Buy wine from a trusted source
If you purchase wine from trustworthy sellers or the wine producers themselves, the risk of the wine being fake is much lower. Buying outside of channels is riskier. Collectors who have purchased fine wines in the secondary market, such as at auction houses, or from sellers who use a secondary market source to buy the wine, are more likely to have purchased counterfeits.
Wine is easy to fake. A closed bottle cannot tell the whole story, and counterfeiters are becoming more sophisticated in making the wine, bottle, label, cork, and packaging believable and very hard to spot.
There are many levels of fake wines. Like with other counterfeited products, sometimes fakes are easy to spot due to misspelled wine names or other errors.
However, it is often difficult to know if you have a counterfeit wine, although there are things to beware of. First, buy from a trusted source. In addition, if you want to buy a unique one-of-a-kind bottle or any other old, expensive wine, do your homework. There are ways to look at bottles, labels, history, and other subtle signs to try and verify that the wine is authentic.
For example, an old bottle with a recycling logo. Many wine labels are almost impossible to recreate, yet super-fakes are incredibly hard to spot. Also, label examination is useless when authentic bottles are refilled and sold with original labels. Therefore, in some cases, it is best to seek expert advice to authenticate the bottle.
Wine is sold online on generic marketplaces, specialized websites, and wine apps.
The wine industry has seen a change due to COVID-19. Wineries, especially small ones, are looking for ways to make up for lost revenue. Instead of wine tastings, wineries are going digital with online sales, instructional videos, and Instagram accounts.

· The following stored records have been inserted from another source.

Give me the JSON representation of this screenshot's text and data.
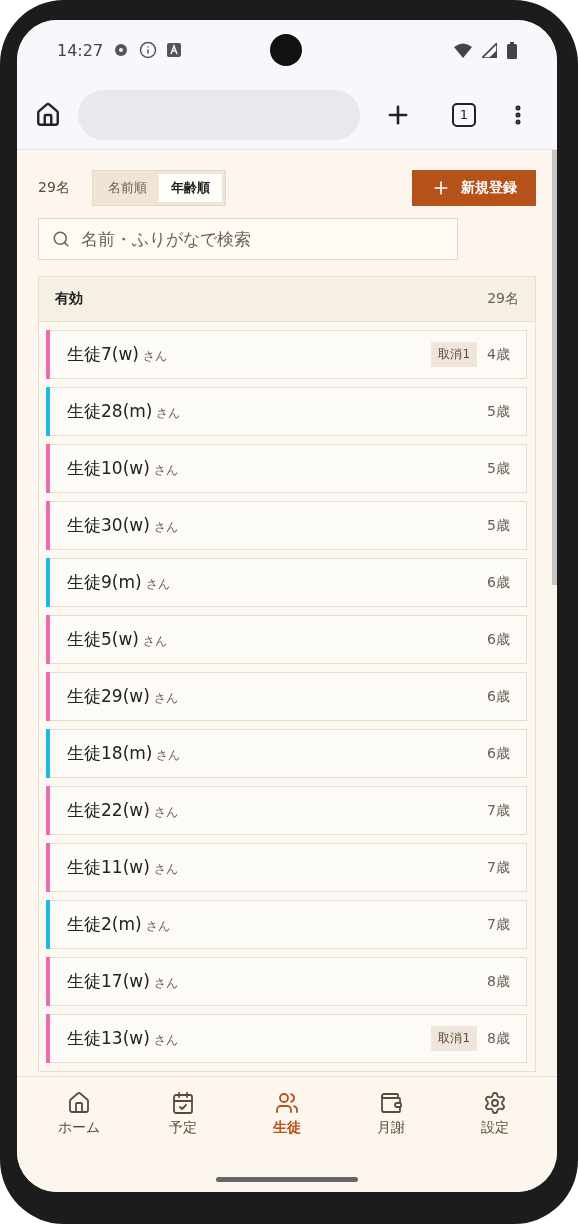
{
  "status_bar": {
    "time": "14:27"
  },
  "browser_toolbar": {
    "tab_count": "1"
  },
  "header": {
    "count": "29名",
    "sort_tabs": [
      {
        "label": "名前順",
        "selected": false
      },
      {
        "label": "年齢順",
        "selected": true
      }
    ],
    "new_button": "新規登録"
  },
  "search": {
    "placeholder": "名前・ふりがなで検索"
  },
  "section": {
    "title": "有効",
    "count": "29名"
  },
  "students": [
    {
      "name": "生徒7(w)",
      "suffix": "さん",
      "tag": "取消1",
      "age": "4歳",
      "color": "#f06ab0"
    },
    {
      "name": "生徒28(m)",
      "suffix": "さん",
      "age": "5歳",
      "color": "#1cb8ec"
    },
    {
      "name": "生徒10(w)",
      "suffix": "さん",
      "age": "5歳",
      "color": "#f06ab0"
    },
    {
      "name": "生徒30(w)",
      "suffix": "さん",
      "age": "5歳",
      "color": "#f06ab0"
    },
    {
      "name": "生徒9(m)",
      "suffix": "さん",
      "age": "6歳",
      "color": "#1cb8ec"
    },
    {
      "name": "生徒5(w)",
      "suffix": "さん",
      "age": "6歳",
      "color": "#f06ab0"
    },
    {
      "name": "生徒29(w)",
      "suffix": "さん",
      "age": "6歳",
      "color": "#f06ab0"
    },
    {
      "name": "生徒18(m)",
      "suffix": "さん",
      "age": "6歳",
      "color": "#1cb8ec"
    },
    {
      "name": "生徒22(w)",
      "suffix": "さん",
      "age": "7歳",
      "color": "#f06ab0"
    },
    {
      "name": "生徒11(w)",
      "suffix": "さん",
      "age": "7歳",
      "color": "#f06ab0"
    },
    {
      "name": "生徒2(m)",
      "suffix": "さん",
      "age": "7歳",
      "color": "#1cb8ec"
    },
    {
      "name": "生徒17(w)",
      "suffix": "さん",
      "age": "8歳",
      "color": "#f06ab0"
    },
    {
      "name": "生徒13(w)",
      "suffix": "さん",
      "tag": "取消1",
      "age": "8歳",
      "color": "#f06ab0"
    }
  ],
  "bottom_nav": [
    {
      "kind": "home",
      "label": "ホーム",
      "selected": false
    },
    {
      "kind": "schedule",
      "label": "予定",
      "selected": false
    },
    {
      "kind": "students",
      "label": "生徒",
      "selected": true
    },
    {
      "kind": "fees",
      "label": "月謝",
      "selected": false
    },
    {
      "kind": "settings",
      "label": "設定",
      "selected": false
    }
  ]
}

Online retailers such as Naked Wines saw a spike in demand during the pandemic. Wine.com has also experienced unprecedented growth, and so did Yesmywine.com, the largest online wine retailer in China. Wine apps such as Wine Searcher (WS) and Vivino are also becoming more popular. Wine-Searcher enables price searching and comparison, while Vivino allows users to scan a wine label for information about the wine.
However, online fake wine is particularly hard to spot.

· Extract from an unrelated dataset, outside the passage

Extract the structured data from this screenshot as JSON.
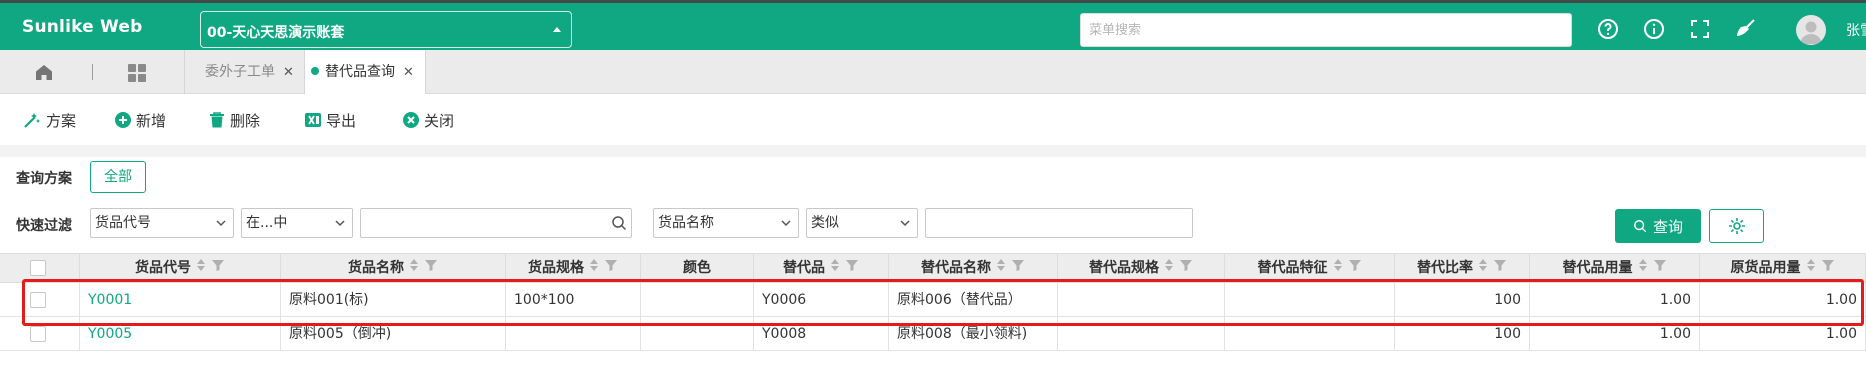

Wine brand protection
Wine, especially valuable wine, has become a target for counterfeiters and even more so as wine is increasingly offered online.
Wine brands face a growing threat from counterfeiters. The need to take action is more crucial than ever due to the shift in consumer behavior during COVID-19, as wineries and customers alike turn to online wine sales.
We believe in being proactive and stopping those who damage your brand and revenue.
Wine is a world in itself, yet there is a lot to be learned from online anti-counterfeiting efforts in other industries. We work with clients across various industries and offer a comprehensive online brand protection solution, from detection to taking down fake products.
The Wiser Market solution combines cutting-edge technology and unique eCommerce know-how. Our advanced monitoring system and dedicated experts provide you with an automatic brand protection solution, designed to take the pain away – we do the hard and sizific work required to safeguard your brand online, so that you can focus on growing your business while knowing that your consumers get the real deal – without falling to piracy or fraud.
Whether you wish to fight counterfeiting, prevent intellectual property infringements, track your supply chain, or combat gray market selling – Wiser Market is your ideal partner.
Want to protect Your Brand? Contact us for a FREE review: